Publisher: Arcana Studios
Writer: Steve Uy
Art: Steve Uy
Version Reviewed: Print single issues
For millennia on the world of WIGG’D, a secret war has been fought between two young brothers to ensure the survival of the mortal world. Set on this path of eternal enmity by their father’s decree, Jova the soldier of heaven and his younger brother Luci, cast down to fight for the souls of hell, have met countless times to do battle in the epic fashion only given to gods. Yet, no matter the scale of the confrontation or the intensity of Luci’s efforts, he remains fated to fail time and again and to be caste back down to the pits of hell—hundreds of battles over thousands of years always with same results. That is, until now. This is the basic plot of Steve Uy’s enigmatic mini-series Jova’s Harvest, which suggests a knockdown, drag-out battle of unimaginable proportions between good and evil. However, Jova’s Harvest is nothing of the sort. Though there are a few moments of truly majestic face offs, Steve Uy’s interest and analysis of the line between good and evil is much more subtle and ultimately, far more satisfying.
Jova to whom it falls to play the role of protagonist by default, walks the world of man collecting the souls of the pure, but he’s become a bit sloppy and blasé with his duties over the millennia. Likewise, his brother Luci has grown weary of his fate as well. When their sister, fondly referred to as simply “Sis”, who has been left alone in heaven pays Jova a surprised and unauthorized visit, events begin to tumble out of control leading first to tragedy that then forces Jova to make a decision that will forever alter the course of mankind.
Firstly, Jova’s Harvest is an incredibly smart and highly original exploration of morality written with bold confidence and executed to near-perfection. But now to get to what’s really unusual about this series. The dialogue is written completely in precise succinct rhyme. In the filler pages Uy who wrote, illustrated and lettered the mini-series, informs readers that the book has normal dialogue that only happens to rhyme. He implores readers to ignore the rhyme and read the dialogue as casual conversations. While Uy readily admits Jova’s Harvest is an experiment, it remains by my estimation, a very successful one. On the world of WIGG’D the mortals have not yet acquired language (their attempts at communication are rendered as squiggly lines in the book not dissimilar to the adults in Peanuts). The rhythmical speech pattern of Jova and his family are that of the gods—a thoughtful little adjustment I found plausible enough. While the book can be read and enjoyed as an irreverent tale of youthful verve, closer reading is rewarded by the revelation of a sophisticated Shakespearean tragedy.

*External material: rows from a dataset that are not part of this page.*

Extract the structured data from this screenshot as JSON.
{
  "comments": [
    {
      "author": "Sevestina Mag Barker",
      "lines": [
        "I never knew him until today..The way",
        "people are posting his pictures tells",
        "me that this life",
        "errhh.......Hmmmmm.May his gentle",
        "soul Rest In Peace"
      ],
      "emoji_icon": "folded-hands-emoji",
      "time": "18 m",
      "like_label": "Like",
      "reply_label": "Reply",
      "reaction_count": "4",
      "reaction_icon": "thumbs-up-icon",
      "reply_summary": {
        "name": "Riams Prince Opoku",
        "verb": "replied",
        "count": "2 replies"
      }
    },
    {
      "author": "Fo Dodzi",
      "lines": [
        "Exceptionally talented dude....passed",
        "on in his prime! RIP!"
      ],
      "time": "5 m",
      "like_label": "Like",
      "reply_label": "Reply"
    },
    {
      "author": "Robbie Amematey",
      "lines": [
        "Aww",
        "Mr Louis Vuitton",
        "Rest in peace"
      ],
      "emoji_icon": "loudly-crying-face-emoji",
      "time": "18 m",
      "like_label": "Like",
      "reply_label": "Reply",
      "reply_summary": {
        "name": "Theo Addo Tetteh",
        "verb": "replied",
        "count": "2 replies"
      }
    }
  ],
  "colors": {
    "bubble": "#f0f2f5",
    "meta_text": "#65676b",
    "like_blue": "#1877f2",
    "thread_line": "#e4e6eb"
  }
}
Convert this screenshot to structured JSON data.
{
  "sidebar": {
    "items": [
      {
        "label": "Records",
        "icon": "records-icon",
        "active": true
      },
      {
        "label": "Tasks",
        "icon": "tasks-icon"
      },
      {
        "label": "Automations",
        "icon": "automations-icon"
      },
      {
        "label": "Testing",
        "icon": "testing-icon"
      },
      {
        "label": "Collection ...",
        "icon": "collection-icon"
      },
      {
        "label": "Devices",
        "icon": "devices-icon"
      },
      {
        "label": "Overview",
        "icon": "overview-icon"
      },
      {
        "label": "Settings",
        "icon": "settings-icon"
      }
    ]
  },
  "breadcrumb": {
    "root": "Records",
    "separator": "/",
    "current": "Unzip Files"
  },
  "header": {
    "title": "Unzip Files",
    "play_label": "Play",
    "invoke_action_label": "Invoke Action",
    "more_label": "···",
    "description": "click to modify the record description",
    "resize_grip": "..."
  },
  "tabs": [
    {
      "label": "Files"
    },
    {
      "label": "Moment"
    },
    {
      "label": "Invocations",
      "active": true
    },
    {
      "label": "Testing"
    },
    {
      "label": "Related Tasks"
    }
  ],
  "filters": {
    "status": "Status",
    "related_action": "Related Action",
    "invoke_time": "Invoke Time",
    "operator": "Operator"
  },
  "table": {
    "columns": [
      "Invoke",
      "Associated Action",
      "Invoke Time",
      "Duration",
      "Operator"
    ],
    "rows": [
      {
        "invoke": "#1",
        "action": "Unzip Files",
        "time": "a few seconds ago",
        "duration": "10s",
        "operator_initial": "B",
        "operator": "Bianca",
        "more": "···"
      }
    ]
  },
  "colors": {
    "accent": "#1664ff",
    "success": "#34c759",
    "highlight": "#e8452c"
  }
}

Steve Uy’s artwork is almost as surprising as the dialogue. As can be seen in his other books and illustrations, Uy is an artistic chameleon with the ability to adjust his style to fit the desired mood of a chosen project. The characters in Jova’s Harvest are illustrated in crisp, simple, manga-styled lines—they are defined, solid and sprightly. The environs in which they are found however are something else entirely. From the majestic views of heavens, to the plains of the mortal world, and finally the broken, hellish battlefields of gods, Uy impresses with rich stunning scenes that seem to glow and dance around the figures. The CG scenes, often rendered with texture wrap techniques generally found in video game graphics, adds a heightened sense of movement making the pages appear more like painfully illustrated cells from a beautiful anime.

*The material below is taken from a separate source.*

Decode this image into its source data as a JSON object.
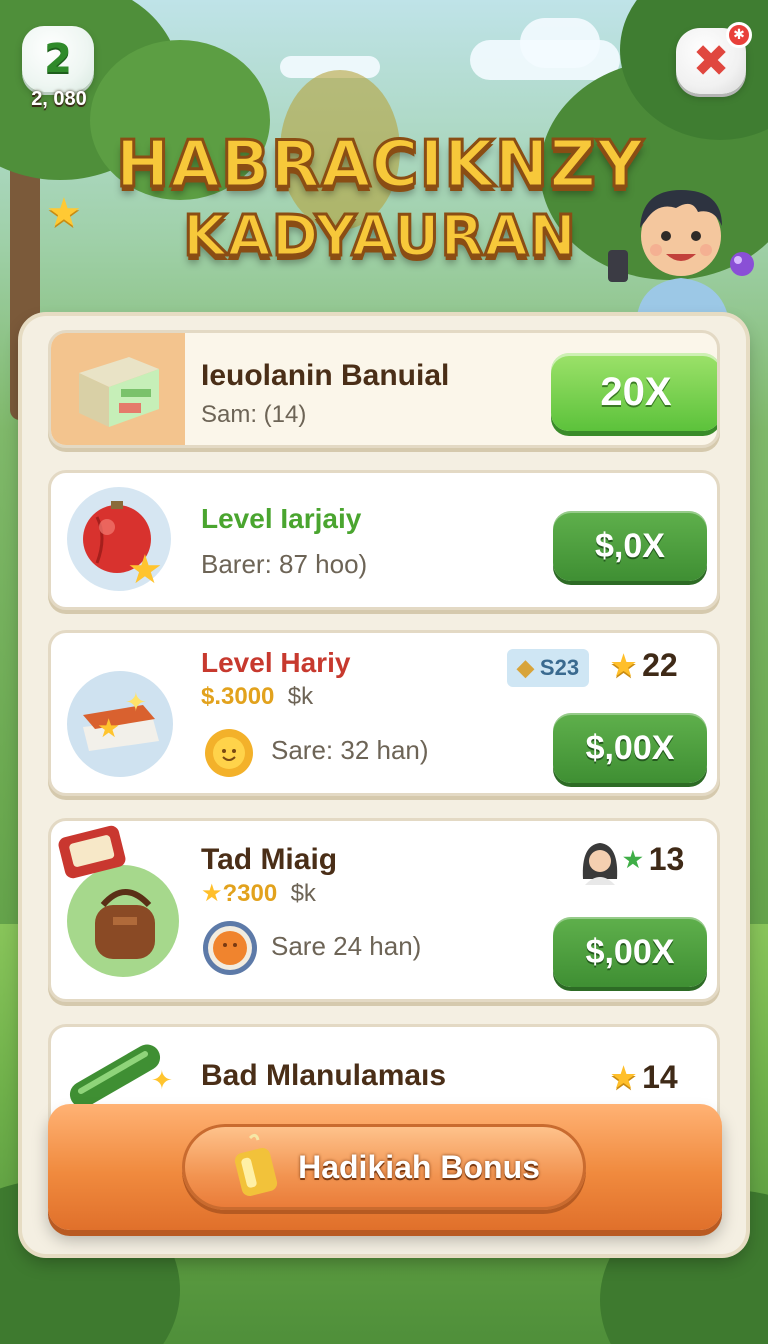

With the plot, dialogue, and art, (experimental or not) Uy is in total control and it shows. Jova’s Harvest published by Arcana Studio in 2005 was this gifted, independent creator’s second book. His first book, Feather, was published by Image. Currently Uy seems to have a couple projects on the burners awaiting completion (including a role playing game via kickstarter) with much sample pages of his printed works, ongoing projects, and illustrations accessible on his site at www.steveuy.com. More importantly, Jova’s Harvest can be ordered there as well. It falls on us the comics reading public to lend our support to gifted independent creators like Steve Uy who are willing—and able—to bring experimentation and daring intelligent storytelling into the comics’ industry.

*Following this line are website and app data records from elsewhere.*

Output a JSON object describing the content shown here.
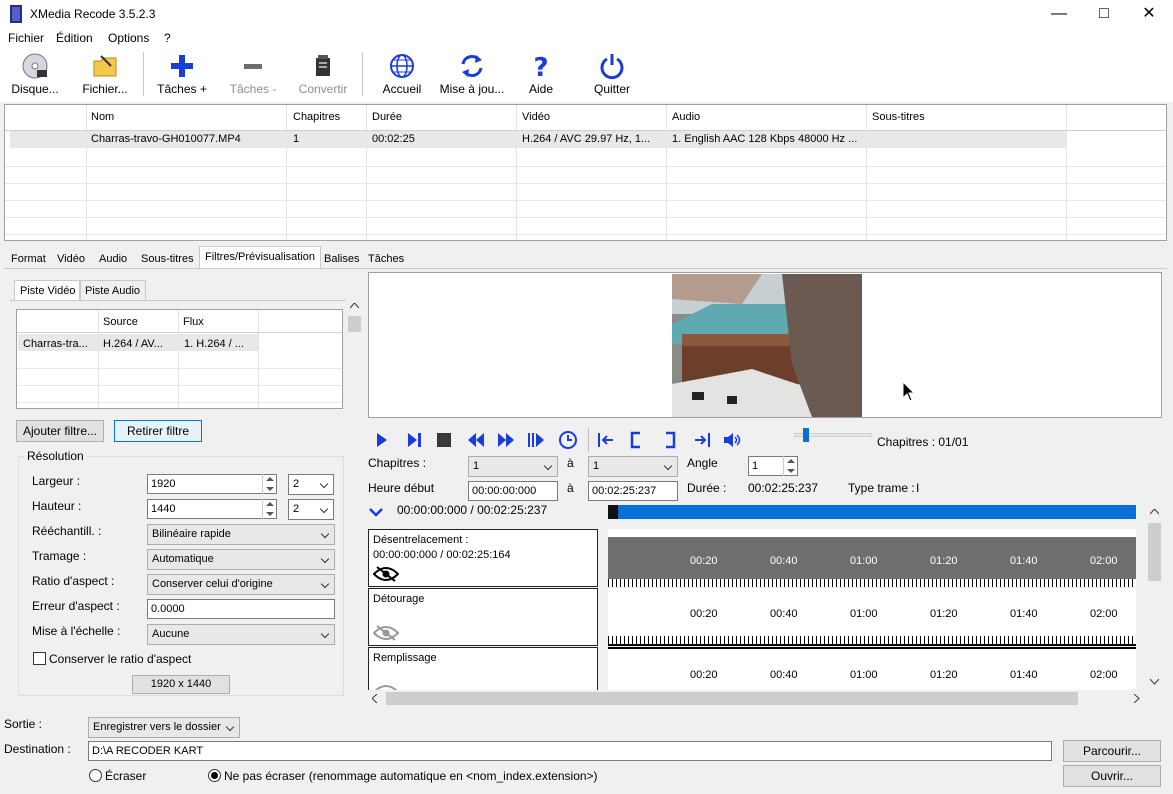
{
  "window": {
    "title": "XMedia Recode 3.5.2.3"
  },
  "menu": [
    "Fichier",
    "Édition",
    "Options",
    "?"
  ],
  "toolbar": {
    "disc": "Disque...",
    "file": "Fichier...",
    "add_task": "Tâches +",
    "remove_task": "Tâches -",
    "convert": "Convertir",
    "home": "Accueil",
    "update": "Mise à jou...",
    "help": "Aide",
    "quit": "Quitter"
  },
  "filelist": {
    "headers": [
      "Nom",
      "Chapitres",
      "Durée",
      "Vidéo",
      "Audio",
      "Sous-titres"
    ],
    "rows": [
      {
        "name": "Charras-travo-GH010077.MP4",
        "chapters": "1",
        "duration": "00:02:25",
        "video": "H.264 / AVC  29.97 Hz, 1...",
        "audio": "1. English AAC  128 Kbps 48000 Hz ...",
        "subtitles": ""
      }
    ]
  },
  "tabs": [
    "Format",
    "Vidéo",
    "Audio",
    "Sous-titres",
    "Filtres/Prévisualisation",
    "Balises",
    "Tâches"
  ],
  "left": {
    "subtabs": [
      "Piste Vidéo",
      "Piste Audio"
    ],
    "grid": {
      "headers": [
        "",
        "Source",
        "Flux"
      ],
      "row": [
        "Charras-tra...",
        "H.264 / AV...",
        "1. H.264 / ..."
      ]
    },
    "add_filter": "Ajouter filtre...",
    "remove_filter": "Retirer filtre",
    "resolution_group": "Résolution",
    "width_label": "Largeur :",
    "width_value": "1920",
    "width_mult": "2",
    "height_label": "Hauteur :",
    "height_value": "1440",
    "height_mult": "2",
    "resample_label": "Rééchantill. :",
    "resample_value": "Bilinéaire rapide",
    "dither_label": "Tramage :",
    "dither_value": "Automatique",
    "aspect_label": "Ratio d'aspect :",
    "aspect_value": "Conserver celui d'origine",
    "aspect_error_label": "Erreur d'aspect :",
    "aspect_error_value": "0.0000",
    "scale_label": "Mise à l'échelle :",
    "scale_value": "Aucune",
    "keep_ratio_label": "Conserver le ratio d'aspect",
    "resolution_display": "1920 x 1440"
  },
  "player": {
    "chapters_count": "Chapitres : 01/01",
    "chapters_label": "Chapitres :",
    "chapter_from": "1",
    "to_label": "à",
    "chapter_to": "1",
    "angle_label": "Angle",
    "angle_value": "1",
    "start_label": "Heure début",
    "start_value": "00:00:00:000",
    "end_value": "00:02:25:237",
    "duration_label": "Durée :",
    "duration_value": "00:02:25:237",
    "frame_type_label": "Type trame :",
    "frame_type_value": "I",
    "position": "00:00:00:000 / 00:02:25:237",
    "progress": 0.0
  },
  "timeline": {
    "tracks": [
      {
        "name": "Désentrelacement :",
        "time": "00:00:00:000 / 00:02:25:164"
      },
      {
        "name": "Détourage",
        "time": ""
      },
      {
        "name": "Remplissage",
        "time": ""
      }
    ],
    "ruler": [
      "00:20",
      "00:40",
      "01:00",
      "01:20",
      "01:40",
      "02:00"
    ]
  },
  "bottom": {
    "output_label": "Sortie :",
    "output_value": "Enregistrer vers le dossier",
    "dest_label": "Destination :",
    "dest_value": "D:\\A RECODER KART",
    "browse": "Parcourir...",
    "open": "Ouvrir...",
    "overwrite": "Écraser",
    "no_overwrite": "Ne pas écraser (renommage automatique en <nom_index.extension>)"
  },
  "colors": {
    "accent": "#0a6fd6",
    "icon_blue": "#1a3cd8",
    "timeline_gray": "#6e6e6e"
  }
}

NOTE: After writing this review I’ve since learned all of Steve’s illustrations are 100% hand drawn and photoshop colored without computer enhanced effects. That means all those amazing textures are digitally painted by the artist, making them all the more impressive.